  9. “Indeed, as Ha’aretz circulation continues to dwindle to minuscule numbers”
    First of all, the site you link to doesn’t provide any statistics to back up the “continue to dwindle” contention.
    Secondly, any such claim is irrelevant without analyzing the effect that Yisrael HaYom has had on the circulation of all neswpapers (hasn’t Yediot been dwindling a lot more?)
    Thirdly, why don’t you tell us which New York newspaper you read – the NY Daily News ? It has a larger circulation than the Times. And perhaps you prefer the Sun amongst the London papers for the same reason.
    And finally, why don’t you post figures for CifWatch itself, so that we can compare them to figures for CiF. What – CiF is more popular ? According to your theory that means that CiF is telling the “truth”, not you.
    I’m off to buy a copy of the National Enquirer (circulation = 1 million+)

  10. NormanF:
    “Israeli leftists have an amazing ability to deny reality.

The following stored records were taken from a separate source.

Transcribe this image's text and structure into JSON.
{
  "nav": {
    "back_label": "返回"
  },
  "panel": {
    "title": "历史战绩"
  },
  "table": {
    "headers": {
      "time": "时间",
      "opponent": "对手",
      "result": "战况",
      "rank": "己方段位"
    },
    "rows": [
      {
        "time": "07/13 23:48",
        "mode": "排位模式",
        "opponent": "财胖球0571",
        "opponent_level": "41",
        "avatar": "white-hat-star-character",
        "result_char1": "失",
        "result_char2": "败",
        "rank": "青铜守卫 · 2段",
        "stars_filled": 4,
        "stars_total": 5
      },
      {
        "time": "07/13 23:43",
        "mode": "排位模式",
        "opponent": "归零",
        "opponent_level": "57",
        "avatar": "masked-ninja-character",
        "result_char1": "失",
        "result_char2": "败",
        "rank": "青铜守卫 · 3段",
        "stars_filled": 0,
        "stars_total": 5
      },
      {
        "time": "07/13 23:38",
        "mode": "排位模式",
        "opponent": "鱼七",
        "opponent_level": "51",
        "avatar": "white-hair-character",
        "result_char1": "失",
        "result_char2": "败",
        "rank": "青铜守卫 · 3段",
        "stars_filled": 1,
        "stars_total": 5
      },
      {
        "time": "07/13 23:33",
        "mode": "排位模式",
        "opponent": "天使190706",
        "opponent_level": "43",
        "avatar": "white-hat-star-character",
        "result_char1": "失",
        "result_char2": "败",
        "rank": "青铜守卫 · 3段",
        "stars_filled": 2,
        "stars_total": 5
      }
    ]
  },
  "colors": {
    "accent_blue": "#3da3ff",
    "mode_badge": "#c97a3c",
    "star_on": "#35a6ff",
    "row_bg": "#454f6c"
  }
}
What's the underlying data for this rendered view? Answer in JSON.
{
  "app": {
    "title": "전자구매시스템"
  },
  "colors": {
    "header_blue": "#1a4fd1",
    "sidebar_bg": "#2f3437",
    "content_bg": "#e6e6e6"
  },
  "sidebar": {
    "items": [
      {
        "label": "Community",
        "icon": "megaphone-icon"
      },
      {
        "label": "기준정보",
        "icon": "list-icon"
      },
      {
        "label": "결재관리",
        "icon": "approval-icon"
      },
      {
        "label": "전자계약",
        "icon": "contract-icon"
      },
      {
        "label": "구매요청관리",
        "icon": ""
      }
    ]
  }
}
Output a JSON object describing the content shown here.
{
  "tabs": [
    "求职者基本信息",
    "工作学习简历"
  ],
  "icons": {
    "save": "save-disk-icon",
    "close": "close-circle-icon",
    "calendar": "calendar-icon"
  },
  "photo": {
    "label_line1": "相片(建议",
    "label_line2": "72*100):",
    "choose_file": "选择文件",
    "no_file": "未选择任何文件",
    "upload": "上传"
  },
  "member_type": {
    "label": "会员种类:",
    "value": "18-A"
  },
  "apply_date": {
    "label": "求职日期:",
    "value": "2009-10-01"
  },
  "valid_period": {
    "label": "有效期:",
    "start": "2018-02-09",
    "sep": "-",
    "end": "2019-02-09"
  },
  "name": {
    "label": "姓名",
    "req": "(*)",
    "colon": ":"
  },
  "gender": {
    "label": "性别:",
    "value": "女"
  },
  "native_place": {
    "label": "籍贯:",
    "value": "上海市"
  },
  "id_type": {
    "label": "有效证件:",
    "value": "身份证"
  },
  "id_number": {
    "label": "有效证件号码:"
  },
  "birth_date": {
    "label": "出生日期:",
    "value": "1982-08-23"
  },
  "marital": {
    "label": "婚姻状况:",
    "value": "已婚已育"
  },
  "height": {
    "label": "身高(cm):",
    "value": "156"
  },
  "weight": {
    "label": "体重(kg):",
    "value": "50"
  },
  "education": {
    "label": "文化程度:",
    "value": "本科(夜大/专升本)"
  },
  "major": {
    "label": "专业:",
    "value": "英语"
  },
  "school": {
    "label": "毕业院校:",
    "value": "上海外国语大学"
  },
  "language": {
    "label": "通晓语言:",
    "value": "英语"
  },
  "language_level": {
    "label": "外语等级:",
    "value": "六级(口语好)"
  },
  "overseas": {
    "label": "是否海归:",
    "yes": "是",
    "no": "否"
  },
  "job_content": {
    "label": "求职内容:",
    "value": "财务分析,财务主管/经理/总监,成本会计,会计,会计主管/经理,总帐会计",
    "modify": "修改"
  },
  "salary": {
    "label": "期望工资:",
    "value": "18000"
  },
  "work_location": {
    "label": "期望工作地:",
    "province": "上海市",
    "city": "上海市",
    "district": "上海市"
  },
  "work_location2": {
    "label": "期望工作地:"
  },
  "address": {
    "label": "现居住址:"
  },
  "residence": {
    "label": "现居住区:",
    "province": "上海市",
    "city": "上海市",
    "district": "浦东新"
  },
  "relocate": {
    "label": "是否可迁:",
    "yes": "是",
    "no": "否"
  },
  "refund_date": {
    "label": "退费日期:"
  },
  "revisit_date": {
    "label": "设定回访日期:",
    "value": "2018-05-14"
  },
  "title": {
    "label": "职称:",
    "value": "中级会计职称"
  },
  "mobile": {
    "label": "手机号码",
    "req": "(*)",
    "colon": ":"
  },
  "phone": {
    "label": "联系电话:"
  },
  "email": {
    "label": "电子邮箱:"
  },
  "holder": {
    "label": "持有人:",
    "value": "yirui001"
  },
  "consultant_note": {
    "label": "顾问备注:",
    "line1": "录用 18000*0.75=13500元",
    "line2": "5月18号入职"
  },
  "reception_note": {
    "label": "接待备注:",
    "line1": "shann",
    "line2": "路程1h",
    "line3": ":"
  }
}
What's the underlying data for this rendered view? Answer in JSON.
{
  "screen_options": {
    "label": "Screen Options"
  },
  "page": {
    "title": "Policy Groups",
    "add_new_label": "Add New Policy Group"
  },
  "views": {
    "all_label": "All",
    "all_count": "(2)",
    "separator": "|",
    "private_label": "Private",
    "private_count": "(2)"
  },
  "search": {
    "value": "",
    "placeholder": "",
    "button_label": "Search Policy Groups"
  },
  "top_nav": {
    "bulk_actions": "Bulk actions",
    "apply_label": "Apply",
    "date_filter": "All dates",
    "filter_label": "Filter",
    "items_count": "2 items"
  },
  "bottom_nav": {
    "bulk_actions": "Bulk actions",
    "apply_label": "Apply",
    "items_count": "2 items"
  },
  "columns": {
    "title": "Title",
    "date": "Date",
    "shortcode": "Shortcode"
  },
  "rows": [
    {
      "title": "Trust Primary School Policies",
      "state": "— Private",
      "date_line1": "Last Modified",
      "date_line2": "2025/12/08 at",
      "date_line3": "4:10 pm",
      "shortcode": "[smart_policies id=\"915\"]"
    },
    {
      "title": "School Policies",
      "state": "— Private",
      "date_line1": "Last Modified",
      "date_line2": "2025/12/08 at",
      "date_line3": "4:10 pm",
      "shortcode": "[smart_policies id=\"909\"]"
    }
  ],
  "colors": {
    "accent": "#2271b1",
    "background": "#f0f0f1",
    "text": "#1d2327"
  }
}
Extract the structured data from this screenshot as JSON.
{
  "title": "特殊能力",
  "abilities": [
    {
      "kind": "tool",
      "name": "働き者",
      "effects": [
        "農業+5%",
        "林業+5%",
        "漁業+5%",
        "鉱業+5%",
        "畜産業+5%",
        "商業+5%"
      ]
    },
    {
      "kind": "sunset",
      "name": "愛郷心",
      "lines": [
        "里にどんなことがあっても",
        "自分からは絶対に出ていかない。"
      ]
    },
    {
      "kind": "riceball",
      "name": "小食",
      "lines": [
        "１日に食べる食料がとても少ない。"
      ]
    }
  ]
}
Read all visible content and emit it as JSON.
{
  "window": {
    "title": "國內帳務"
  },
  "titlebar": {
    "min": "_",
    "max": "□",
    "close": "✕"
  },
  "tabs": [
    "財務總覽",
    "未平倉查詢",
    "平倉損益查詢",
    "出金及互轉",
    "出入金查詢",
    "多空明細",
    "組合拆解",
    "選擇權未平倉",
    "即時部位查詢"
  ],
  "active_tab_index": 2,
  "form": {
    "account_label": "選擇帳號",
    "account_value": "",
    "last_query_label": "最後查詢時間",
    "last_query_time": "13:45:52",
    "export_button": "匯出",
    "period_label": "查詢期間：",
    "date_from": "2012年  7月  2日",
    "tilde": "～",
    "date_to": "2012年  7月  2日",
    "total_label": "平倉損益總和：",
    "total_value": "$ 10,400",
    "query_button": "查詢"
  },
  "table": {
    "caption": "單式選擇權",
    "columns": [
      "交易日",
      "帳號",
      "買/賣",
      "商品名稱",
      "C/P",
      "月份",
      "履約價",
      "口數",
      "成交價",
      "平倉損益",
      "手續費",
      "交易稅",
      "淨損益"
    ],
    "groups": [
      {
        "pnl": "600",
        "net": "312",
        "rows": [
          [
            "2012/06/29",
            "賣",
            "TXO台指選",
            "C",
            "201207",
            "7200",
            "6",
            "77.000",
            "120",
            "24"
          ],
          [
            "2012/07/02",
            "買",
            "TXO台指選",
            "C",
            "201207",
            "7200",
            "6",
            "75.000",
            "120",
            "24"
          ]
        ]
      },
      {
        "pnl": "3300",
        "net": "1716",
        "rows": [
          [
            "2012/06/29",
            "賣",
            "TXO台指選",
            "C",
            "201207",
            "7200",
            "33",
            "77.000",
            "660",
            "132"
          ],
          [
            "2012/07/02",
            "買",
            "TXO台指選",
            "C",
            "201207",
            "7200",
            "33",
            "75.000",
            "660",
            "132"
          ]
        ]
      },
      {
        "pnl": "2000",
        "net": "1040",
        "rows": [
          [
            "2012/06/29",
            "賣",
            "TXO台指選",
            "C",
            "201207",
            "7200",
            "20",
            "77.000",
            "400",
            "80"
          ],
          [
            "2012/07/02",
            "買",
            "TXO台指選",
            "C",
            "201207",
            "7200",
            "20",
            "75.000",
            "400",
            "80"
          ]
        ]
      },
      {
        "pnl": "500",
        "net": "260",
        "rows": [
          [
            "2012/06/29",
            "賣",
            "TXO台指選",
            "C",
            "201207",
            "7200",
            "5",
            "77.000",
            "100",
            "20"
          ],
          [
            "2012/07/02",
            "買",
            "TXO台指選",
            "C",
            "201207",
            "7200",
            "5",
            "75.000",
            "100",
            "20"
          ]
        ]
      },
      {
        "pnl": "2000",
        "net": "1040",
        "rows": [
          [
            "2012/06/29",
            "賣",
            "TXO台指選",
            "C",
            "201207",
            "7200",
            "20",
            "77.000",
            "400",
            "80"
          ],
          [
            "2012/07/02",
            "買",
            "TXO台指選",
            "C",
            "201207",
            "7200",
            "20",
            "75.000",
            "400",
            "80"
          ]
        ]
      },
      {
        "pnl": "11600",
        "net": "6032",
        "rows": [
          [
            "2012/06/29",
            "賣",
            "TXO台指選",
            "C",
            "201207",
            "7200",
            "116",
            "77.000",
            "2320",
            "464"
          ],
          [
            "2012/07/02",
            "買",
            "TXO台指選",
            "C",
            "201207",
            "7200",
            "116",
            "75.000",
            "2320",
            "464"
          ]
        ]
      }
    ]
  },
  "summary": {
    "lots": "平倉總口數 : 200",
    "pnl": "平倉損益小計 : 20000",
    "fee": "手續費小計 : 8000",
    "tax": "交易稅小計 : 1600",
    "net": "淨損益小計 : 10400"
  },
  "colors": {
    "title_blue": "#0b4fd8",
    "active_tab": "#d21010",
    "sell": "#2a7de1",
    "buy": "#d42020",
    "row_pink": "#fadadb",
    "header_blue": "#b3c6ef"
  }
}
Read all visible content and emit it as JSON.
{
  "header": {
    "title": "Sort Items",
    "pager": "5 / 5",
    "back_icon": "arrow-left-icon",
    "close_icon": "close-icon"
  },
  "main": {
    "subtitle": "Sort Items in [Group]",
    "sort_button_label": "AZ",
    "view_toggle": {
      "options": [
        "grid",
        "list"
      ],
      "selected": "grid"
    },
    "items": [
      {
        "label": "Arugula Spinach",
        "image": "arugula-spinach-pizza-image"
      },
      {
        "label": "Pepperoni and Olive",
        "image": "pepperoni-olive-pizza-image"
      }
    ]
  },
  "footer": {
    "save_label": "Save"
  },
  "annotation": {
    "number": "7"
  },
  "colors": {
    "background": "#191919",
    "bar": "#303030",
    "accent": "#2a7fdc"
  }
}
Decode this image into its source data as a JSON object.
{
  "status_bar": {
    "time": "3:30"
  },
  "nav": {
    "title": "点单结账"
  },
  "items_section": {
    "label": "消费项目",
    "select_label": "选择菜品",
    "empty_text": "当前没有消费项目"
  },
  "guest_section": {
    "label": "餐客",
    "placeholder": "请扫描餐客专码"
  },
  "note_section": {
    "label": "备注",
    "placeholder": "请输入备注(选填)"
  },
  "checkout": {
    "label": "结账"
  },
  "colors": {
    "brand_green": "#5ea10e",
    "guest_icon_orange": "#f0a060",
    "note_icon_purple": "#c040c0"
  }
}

They keep harping on issues that have been left behind in the fast paced events that are changing the face of the region.”

    As opposed to Israeli rightists like Bibi & Avigdor who are currently ahead of “the fast paced events that are changing the face of the region” ?

    And please tell us how Israeli rightists are dealing with changes of attitudes amongst Israel’s friends in Europe and in the American Jewish community, since you are the expert on “denying reality”.

    And speaking of “denying reality”, perhaps you can tell us what is the Likud policy for the future of the West Bank?

  11. “First of all, the site you link to doesn’t provide any statistics to back up the “continue to dwindle” contention.”
    I don’t know, Crap; the market share percentages that came from 972 do seem like, you know, stats–stats which reflect Haaretz is much less widely-read than several Israeli newspapers, and stats which were compiled by a website even you could not realistically tag as Likud-friendly.
    Have to give you some credit for the re-direct about circulation figures, as well as the effort to somehow link Haaretz to the NY Times (we have smaller readership figures, but they’re the right kind of readers, damn it!). Your arguments are pathetic, but it’s admirable the way you accelerate into them before hitting walls of reality.

  12. Ben:
    Nobody denies that Ha’aretz has a smaller circulation than other papers. However this article says “continues to dwindle” and the link from that statement does not show any trends. Any drop in the last two years is a result of the sudden emergence of “Yisrael Hayom” which has hurt other papers far more than Ha’aretz.

    Your statement “hitting walls of reality” is amusing from someone who thinks truth is proportional to circulation figures.

  13. MindOfCrap,

    “amusing from someone who thinks truth is proportional to circulation figures.”

    And amusing that the truth is proportional to the number of United islamofascist Nations and appeasers resolutions against Israel…

    and the paucity of UN resolutions against genocidal islamofascist/jihadi theocratic dictatorships.